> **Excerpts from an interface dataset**
* * * * * * *
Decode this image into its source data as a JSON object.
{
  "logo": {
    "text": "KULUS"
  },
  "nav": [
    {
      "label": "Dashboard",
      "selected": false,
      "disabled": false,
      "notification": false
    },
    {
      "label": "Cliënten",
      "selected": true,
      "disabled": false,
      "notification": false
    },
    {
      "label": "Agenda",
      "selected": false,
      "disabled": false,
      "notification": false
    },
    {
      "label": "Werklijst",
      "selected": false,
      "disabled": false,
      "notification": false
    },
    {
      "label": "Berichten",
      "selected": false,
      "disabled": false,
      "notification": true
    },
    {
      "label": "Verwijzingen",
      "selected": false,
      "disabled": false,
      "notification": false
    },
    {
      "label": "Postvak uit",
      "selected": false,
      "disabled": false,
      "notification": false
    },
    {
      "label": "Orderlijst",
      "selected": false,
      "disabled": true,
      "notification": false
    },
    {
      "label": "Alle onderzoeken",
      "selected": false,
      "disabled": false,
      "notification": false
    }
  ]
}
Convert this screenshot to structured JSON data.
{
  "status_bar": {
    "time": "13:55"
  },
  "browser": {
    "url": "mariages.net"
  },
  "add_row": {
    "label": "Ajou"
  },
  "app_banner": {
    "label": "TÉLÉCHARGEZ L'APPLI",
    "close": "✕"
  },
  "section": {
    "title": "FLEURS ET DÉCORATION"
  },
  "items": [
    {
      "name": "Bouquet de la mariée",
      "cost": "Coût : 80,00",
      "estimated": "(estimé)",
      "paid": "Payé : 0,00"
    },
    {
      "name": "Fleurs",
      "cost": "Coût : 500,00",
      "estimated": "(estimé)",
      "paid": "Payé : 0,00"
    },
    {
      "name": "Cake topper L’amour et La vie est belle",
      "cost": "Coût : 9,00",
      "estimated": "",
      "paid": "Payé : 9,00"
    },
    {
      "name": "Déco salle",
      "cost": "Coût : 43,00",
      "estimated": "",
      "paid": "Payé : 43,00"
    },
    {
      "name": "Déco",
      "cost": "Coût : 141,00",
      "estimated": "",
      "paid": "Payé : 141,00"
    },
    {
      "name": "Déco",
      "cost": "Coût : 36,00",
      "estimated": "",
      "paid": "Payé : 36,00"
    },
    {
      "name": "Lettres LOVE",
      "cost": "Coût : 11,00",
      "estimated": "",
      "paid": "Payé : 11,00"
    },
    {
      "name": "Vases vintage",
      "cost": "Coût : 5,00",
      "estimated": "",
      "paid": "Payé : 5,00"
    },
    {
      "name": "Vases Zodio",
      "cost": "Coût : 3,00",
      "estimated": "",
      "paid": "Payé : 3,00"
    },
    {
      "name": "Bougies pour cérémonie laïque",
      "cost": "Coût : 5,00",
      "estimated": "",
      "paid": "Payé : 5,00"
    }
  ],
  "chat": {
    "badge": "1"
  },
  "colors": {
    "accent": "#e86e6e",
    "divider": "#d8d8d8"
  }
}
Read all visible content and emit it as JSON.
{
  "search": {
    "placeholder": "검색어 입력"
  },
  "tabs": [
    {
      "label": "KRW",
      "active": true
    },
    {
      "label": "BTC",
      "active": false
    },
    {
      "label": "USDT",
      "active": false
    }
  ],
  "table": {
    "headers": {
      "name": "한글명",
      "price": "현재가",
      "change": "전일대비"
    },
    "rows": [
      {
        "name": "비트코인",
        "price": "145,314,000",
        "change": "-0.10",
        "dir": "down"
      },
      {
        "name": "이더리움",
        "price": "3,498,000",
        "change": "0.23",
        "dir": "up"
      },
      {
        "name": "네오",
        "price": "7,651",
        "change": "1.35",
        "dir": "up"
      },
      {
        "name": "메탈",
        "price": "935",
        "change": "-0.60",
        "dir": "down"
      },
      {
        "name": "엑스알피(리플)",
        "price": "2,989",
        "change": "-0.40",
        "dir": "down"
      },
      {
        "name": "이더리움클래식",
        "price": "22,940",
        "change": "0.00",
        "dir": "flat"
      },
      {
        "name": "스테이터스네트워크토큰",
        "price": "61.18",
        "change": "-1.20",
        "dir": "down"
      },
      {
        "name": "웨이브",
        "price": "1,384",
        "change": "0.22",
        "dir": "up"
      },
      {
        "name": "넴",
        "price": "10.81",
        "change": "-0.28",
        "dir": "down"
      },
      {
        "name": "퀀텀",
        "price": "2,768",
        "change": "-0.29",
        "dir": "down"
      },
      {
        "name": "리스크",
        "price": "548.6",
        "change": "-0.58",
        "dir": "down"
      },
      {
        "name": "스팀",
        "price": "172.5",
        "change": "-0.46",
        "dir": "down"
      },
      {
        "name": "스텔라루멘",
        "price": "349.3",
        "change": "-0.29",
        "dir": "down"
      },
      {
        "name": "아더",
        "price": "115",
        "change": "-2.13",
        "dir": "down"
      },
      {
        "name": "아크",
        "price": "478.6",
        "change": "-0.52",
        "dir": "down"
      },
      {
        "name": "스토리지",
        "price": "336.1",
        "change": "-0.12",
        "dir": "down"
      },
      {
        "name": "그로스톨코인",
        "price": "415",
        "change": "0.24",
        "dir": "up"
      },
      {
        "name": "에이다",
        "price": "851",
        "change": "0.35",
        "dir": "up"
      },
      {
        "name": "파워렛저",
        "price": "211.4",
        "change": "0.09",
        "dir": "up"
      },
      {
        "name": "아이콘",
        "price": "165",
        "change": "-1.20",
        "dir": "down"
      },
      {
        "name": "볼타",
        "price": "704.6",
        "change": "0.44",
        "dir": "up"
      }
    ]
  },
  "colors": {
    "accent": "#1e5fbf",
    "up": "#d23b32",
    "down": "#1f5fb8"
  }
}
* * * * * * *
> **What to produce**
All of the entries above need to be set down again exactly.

> **The completed task**
Decode this image into its source data as a JSON object.
{
  "logo": {
    "text": "KULUS"
  },
  "nav": [
    {
      "label": "Dashboard",
      "selected": false,
      "disabled": false,
      "notification": false
    },
    {
      "label": "Cliënten",
      "selected": true,
      "disabled": false,
      "notification": false
    },
    {
      "label": "Agenda",
      "selected": false,
      "disabled": false,
      "notification": false
    },
    {
      "label": "Werklijst",
      "selected": false,
      "disabled": false,
      "notification": false
    },
    {
      "label": "Berichten",
      "selected": false,
      "disabled": false,
      "notification": true
    },
    {
      "label": "Verwijzingen",
      "selected": false,
      "disabled": false,
      "notification": false
    },
    {
      "label": "Postvak uit",
      "selected": false,
      "disabled": false,
      "notification": false
    },
    {
      "label": "Orderlijst",
      "selected": false,
      "disabled": true,
      "notification": false
    },
    {
      "label": "Alle onderzoeken",
      "selected": false,
      "disabled": false,
      "notification": false
    }
  ]
}
Convert this screenshot to structured JSON data.
{
  "status_bar": {
    "time": "13:55"
  },
  "browser": {
    "url": "mariages.net"
  },
  "add_row": {
    "label": "Ajou"
  },
  "app_banner": {
    "label": "TÉLÉCHARGEZ L'APPLI",
    "close": "✕"
  },
  "section": {
    "title": "FLEURS ET DÉCORATION"
  },
  "items": [
    {
      "name": "Bouquet de la mariée",
      "cost": "Coût : 80,00",
      "estimated": "(estimé)",
      "paid": "Payé : 0,00"
    },
    {
      "name": "Fleurs",
      "cost": "Coût : 500,00",
      "estimated": "(estimé)",
      "paid": "Payé : 0,00"
    },
    {
      "name": "Cake topper L’amour et La vie est belle",
      "cost": "Coût : 9,00",
      "estimated": "",
      "paid": "Payé : 9,00"
    },
    {
      "name": "Déco salle",
      "cost": "Coût : 43,00",
      "estimated": "",
      "paid": "Payé : 43,00"
    },
    {
      "name": "Déco",
      "cost": "Coût : 141,00",
      "estimated": "",
      "paid": "Payé : 141,00"
    },
    {
      "name": "Déco",
      "cost": "Coût : 36,00",
      "estimated": "",
      "paid": "Payé : 36,00"
    },
    {
      "name": "Lettres LOVE",
      "cost": "Coût : 11,00",
      "estimated": "",
      "paid": "Payé : 11,00"
    },
    {
      "name": "Vases vintage",
      "cost": "Coût : 5,00",
      "estimated": "",
      "paid": "Payé : 5,00"
    },
    {
      "name": "Vases Zodio",
      "cost": "Coût : 3,00",
      "estimated": "",
      "paid": "Payé : 3,00"
    },
    {
      "name": "Bougies pour cérémonie laïque",
      "cost": "Coût : 5,00",
      "estimated": "",
      "paid": "Payé : 5,00"
    }
  ],
  "chat": {
    "badge": "1"
  },
  "colors": {
    "accent": "#e86e6e",
    "divider": "#d8d8d8"
  }
}
Read all visible content and emit it as JSON.
{
  "search": {
    "placeholder": "검색어 입력"
  },
  "tabs": [
    {
      "label": "KRW",
      "active": true
    },
    {
      "label": "BTC",
      "active": false
    },
    {
      "label": "USDT",
      "active": false
    }
  ],
  "table": {
    "headers": {
      "name": "한글명",
      "price": "현재가",
      "change": "전일대비"
    },
    "rows": [
      {
        "name": "비트코인",
        "price": "145,314,000",
        "change": "-0.10",
        "dir": "down"
      },
      {
        "name": "이더리움",
        "price": "3,498,000",
        "change": "0.23",
        "dir": "up"
      },
      {
        "name": "네오",
        "price": "7,651",
        "change": "1.35",
        "dir": "up"
      },
      {
        "name": "메탈",
        "price": "935",
        "change": "-0.60",
        "dir": "down"
      },
      {
        "name": "엑스알피(리플)",
        "price": "2,989",
        "change": "-0.40",
        "dir": "down"
      },
      {
        "name": "이더리움클래식",
        "price": "22,940",
        "change": "0.00",
        "dir": "flat"
      },
      {
        "name": "스테이터스네트워크토큰",
        "price": "61.18",
        "change": "-1.20",
        "dir": "down"
      },
      {
        "name": "웨이브",
        "price": "1,384",
        "change": "0.22",
        "dir": "up"
      },
      {
        "name": "넴",
        "price": "10.81",
        "change": "-0.28",
        "dir": "down"
      },
      {
        "name": "퀀텀",
        "price": "2,768",
        "change": "-0.29",
        "dir": "down"
      },
      {
        "name": "리스크",
        "price": "548.6",
        "change": "-0.58",
        "dir": "down"
      },
      {
        "name": "스팀",
        "price": "172.5",
        "change": "-0.46",
        "dir": "down"
      },
      {
        "name": "스텔라루멘",
        "price": "349.3",
        "change": "-0.29",
        "dir": "down"
      },
      {
        "name": "아더",
        "price": "115",
        "change": "-2.13",
        "dir": "down"
      },
      {
        "name": "아크",
        "price": "478.6",
        "change": "-0.52",
        "dir": "down"
      },
      {
        "name": "스토리지",
        "price": "336.1",
        "change": "-0.12",
        "dir": "down"
      },
      {
        "name": "그로스톨코인",
        "price": "415",
        "change": "0.24",
        "dir": "up"
      },
      {
        "name": "에이다",
        "price": "851",
        "change": "0.35",
        "dir": "up"
      },
      {
        "name": "파워렛저",
        "price": "211.4",
        "change": "0.09",
        "dir": "up"
      },
      {
        "name": "아이콘",
        "price": "165",
        "change": "-1.20",
        "dir": "down"
      },
      {
        "name": "볼타",
        "price": "704.6",
        "change": "0.44",
        "dir": "up"
      }
    ]
  },
  "colors": {
    "accent": "#1e5fbf",
    "up": "#d23b32",
    "down": "#1f5fb8"
  }
}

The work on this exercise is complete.